Before long everyone was split into age ranges, and separated across the pitches to take part in various activities. It was neatly organised in a circuits-style pattern, where each group enjoyed an activity for 10 minutes or so, and then everyone switched around to try the next.
I watched Bear as she hesitantly joined her group for the first activity (based around dribbling). It soon became clear that my smart, coordinated girl has absolutely zero ball skills. She kept persevering, but I could see by the end of that session she was a bit disheartened with her own inability to keep the ball at her feet.
But throughout there was gentle encouragement from the coach, and a short pep talk while she came back to me for a quick drink had her setting her shoulders and heading straight back to the next activity with a determined lift to her chin.
And as they rotated through the activities I watched her confidence grow. Her team worked together to win the Connect-4 type activity, and she was in the thick of the rapid tactics discussions. She laughed her head off during the Treasure Island themed game of bulldog.
And she looked determined (if a little baffled) as she moved into her allotted defence position for her first actual game of football.
And she did okay! On her team there were girls who had clearly been playing football for a long time, but the coach kept things simple, and managed to combine the different skill levels among the two teams so that every girl was noticed and encouraged. She grasped her job, kept her eye on the movement of the game, and she blocked some attacks on her goal. Not bad for a first try!
Finally, two hours after we’d started the final whistle was blown and she made her slow way back across the pitch to me. I took in the sweaty bedraggled hair, the tired walk and the glowing cheeks, and wondered what she was going to say as she slumped next to me and grabbed her water bottle to drain it.
“well?” I asked hesitantly.
“It was brilliant! When can I come again? I was pretty hopeless, but I think I can get better. The girls were nice. Oh, man, these boots are a bit sore. Can I get new ones? Did you see me block that goal? It was a bit of an accident, I just sort of ran into her, but it worked. When’s the next session? I can’t wait. I had so much fun. Did you see me doing the dribbling? I was so rubbish…”
Obviously, we’re now signed up for the new season.
I’ll admit, I thought my winters standing on cold windy football pitches were behind me when the boys stopped playing. Hey ho – her dad’s thrilled ;)
After the session I got chatting to John Scott, the English FA Skills Coach (Specialist 5-11 year olds – in the gif he’s the one on the back row sliding magically left). He was thrilled with Bear’s response to her taster session, and how the whole group interacted on the day:

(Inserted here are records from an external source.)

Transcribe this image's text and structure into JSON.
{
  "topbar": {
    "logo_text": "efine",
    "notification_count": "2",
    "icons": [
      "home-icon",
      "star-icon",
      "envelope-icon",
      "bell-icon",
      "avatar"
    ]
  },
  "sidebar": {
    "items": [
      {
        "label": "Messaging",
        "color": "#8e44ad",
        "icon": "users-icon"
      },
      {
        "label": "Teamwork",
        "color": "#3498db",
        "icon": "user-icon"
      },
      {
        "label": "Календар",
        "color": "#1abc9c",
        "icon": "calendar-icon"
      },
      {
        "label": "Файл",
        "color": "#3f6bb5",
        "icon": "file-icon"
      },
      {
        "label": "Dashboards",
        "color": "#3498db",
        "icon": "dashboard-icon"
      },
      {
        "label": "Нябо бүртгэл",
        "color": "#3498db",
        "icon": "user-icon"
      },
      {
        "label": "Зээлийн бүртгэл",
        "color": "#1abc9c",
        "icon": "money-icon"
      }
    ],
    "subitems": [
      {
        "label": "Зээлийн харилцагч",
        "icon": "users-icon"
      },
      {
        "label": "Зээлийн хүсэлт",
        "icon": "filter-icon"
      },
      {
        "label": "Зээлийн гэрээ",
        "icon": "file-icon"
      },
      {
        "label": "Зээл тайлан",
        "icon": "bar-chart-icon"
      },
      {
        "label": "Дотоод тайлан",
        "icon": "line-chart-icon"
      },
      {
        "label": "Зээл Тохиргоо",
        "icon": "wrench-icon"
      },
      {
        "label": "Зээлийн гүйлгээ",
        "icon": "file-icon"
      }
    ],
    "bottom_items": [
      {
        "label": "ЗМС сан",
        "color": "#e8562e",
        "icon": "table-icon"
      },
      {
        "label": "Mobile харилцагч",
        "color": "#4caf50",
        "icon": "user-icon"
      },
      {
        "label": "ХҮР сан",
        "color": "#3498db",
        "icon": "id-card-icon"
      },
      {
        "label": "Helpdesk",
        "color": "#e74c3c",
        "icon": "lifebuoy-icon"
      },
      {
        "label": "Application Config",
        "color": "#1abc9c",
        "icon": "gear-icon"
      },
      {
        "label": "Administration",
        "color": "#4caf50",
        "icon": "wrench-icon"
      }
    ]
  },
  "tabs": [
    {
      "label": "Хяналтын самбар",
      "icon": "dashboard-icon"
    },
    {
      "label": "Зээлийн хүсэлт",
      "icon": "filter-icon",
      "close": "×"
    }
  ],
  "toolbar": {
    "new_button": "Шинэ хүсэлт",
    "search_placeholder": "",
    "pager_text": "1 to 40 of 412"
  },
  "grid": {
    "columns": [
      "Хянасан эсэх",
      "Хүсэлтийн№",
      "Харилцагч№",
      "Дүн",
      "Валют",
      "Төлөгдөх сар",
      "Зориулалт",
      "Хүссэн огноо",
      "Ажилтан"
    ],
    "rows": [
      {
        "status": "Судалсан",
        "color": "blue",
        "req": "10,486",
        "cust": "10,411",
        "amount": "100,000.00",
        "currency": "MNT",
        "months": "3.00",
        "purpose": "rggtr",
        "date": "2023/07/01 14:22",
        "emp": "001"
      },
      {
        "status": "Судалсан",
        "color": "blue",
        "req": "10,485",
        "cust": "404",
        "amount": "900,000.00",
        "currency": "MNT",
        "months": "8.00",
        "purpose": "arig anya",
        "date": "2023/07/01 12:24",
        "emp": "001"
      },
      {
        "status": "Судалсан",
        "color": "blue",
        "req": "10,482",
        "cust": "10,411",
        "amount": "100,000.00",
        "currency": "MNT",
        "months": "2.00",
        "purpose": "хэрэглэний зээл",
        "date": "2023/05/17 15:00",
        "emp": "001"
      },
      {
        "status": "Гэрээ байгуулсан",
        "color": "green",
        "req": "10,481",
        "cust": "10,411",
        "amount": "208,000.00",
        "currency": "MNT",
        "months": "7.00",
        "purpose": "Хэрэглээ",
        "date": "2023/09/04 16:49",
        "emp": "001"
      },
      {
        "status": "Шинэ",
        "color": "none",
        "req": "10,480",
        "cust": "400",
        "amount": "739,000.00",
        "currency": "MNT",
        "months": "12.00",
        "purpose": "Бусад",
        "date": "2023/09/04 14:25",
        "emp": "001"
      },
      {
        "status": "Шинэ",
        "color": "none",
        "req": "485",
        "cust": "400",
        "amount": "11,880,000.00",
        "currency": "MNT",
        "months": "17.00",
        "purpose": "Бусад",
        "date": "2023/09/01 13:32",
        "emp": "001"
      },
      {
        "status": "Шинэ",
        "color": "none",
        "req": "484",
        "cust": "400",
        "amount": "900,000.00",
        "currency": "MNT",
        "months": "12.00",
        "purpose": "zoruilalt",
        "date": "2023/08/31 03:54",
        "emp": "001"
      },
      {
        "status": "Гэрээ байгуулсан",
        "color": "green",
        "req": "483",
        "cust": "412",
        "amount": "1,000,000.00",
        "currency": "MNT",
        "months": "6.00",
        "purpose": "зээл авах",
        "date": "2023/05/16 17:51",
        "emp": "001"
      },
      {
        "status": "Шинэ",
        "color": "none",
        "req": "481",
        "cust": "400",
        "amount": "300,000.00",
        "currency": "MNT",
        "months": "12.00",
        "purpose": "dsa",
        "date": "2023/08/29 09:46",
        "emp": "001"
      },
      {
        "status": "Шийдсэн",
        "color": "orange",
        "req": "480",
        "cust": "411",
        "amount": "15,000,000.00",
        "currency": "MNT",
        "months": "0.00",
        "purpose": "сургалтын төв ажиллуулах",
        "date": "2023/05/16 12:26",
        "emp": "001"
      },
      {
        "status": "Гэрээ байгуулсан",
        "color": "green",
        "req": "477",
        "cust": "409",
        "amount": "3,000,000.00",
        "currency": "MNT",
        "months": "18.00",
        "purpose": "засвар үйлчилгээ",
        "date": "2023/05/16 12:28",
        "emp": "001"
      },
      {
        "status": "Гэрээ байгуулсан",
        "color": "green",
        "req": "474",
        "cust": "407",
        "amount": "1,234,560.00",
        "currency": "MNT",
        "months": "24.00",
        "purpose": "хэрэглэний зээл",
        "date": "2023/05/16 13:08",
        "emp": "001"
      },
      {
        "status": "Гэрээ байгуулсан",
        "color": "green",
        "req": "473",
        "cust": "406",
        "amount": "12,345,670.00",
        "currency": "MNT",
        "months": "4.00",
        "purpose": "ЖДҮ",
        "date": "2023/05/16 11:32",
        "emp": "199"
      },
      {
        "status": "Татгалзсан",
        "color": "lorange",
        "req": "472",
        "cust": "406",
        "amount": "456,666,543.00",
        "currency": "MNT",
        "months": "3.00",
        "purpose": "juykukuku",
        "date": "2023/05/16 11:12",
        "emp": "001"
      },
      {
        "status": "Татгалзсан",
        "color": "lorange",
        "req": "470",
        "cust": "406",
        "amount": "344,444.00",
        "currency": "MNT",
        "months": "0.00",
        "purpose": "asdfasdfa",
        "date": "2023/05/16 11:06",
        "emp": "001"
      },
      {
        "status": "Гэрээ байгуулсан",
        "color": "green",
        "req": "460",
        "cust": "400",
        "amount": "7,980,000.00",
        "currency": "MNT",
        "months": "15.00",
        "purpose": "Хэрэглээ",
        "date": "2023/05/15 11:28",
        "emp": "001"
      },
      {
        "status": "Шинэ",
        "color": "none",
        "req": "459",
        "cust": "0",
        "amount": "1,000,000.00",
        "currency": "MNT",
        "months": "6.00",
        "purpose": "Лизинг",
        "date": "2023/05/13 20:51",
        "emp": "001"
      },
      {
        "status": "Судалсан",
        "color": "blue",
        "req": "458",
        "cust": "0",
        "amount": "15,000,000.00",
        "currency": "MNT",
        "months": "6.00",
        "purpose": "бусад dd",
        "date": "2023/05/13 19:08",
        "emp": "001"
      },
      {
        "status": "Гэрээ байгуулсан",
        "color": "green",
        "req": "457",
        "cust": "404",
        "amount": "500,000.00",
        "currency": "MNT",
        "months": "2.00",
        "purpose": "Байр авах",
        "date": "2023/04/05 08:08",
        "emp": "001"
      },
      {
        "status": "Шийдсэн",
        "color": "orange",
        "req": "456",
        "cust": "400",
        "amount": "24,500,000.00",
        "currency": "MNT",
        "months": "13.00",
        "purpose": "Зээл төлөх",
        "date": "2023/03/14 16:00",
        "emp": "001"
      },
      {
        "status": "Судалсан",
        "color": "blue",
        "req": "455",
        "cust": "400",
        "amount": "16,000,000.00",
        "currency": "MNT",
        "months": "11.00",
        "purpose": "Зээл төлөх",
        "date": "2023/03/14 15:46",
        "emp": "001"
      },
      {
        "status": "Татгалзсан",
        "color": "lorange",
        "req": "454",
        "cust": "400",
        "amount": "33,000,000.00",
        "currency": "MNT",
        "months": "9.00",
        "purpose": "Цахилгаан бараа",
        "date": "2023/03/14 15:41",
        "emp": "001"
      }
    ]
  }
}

“I always believe no matter what sport someone may find themselves teaching or coaching, as coaches we must treat children like planting tomato plants. For them to grow and flourish they need the right environment and most importantly need the right amount of water & sunlight given at the right times.
Stepping back and watching the girls interact, having fun, smiling, engaged and learning along the way, it is satisfying that the coaches have started to ‘plant their tomatoes’, and have given them enough water for now to encourage growth toward the light.
I think I can sum this up with three words ‘More, Better, Longer’: More girls having a Better experience with football (and sports in general) and staying with it Longer!”